**WHAT IS REQUIRED**
Show every line of the data where the word "output" can be found.

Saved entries
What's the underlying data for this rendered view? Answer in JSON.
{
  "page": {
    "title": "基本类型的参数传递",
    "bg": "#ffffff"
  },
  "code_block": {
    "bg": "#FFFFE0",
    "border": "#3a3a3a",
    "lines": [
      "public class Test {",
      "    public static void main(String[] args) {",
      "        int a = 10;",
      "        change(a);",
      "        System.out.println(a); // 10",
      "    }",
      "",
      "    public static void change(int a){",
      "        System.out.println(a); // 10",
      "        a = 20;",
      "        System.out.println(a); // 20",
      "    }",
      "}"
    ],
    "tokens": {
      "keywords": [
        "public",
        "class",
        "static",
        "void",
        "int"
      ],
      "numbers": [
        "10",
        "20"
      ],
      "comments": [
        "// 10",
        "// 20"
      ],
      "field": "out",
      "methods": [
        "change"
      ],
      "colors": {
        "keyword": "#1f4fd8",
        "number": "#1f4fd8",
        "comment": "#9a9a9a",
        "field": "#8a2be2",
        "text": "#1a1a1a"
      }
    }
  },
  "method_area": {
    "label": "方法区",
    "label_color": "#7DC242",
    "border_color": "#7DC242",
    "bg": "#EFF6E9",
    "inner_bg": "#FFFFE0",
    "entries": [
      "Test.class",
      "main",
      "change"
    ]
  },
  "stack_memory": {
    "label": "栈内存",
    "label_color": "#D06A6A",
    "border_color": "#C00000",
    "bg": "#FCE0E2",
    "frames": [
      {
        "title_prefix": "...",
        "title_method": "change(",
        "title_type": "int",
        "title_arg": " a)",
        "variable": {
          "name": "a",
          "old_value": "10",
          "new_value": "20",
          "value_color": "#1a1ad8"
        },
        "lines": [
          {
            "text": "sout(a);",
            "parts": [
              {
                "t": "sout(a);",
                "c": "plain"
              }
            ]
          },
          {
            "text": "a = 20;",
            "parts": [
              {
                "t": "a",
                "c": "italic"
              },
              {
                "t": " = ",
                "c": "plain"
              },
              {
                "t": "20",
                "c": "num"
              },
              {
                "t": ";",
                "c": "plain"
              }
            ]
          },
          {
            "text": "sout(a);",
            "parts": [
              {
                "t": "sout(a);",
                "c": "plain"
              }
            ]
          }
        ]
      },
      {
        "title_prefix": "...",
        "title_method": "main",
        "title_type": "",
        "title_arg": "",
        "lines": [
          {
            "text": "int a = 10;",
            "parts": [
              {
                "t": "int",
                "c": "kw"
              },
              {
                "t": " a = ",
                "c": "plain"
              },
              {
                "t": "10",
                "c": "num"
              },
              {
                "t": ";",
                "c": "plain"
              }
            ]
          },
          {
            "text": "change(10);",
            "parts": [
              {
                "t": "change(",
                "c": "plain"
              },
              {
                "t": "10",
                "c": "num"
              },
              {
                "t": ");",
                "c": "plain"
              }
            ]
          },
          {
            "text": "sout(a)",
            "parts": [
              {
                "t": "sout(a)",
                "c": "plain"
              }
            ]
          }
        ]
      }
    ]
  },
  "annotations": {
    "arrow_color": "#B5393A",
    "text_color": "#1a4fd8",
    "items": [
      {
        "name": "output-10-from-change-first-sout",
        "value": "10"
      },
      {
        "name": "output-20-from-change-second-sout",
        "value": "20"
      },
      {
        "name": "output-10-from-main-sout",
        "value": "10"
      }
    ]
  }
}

**THE ANSWER**
        "name": "output-10-from-change-first-sout",
        "name": "output-20-from-change-second-sout",
        "name": "output-10-from-main-sout",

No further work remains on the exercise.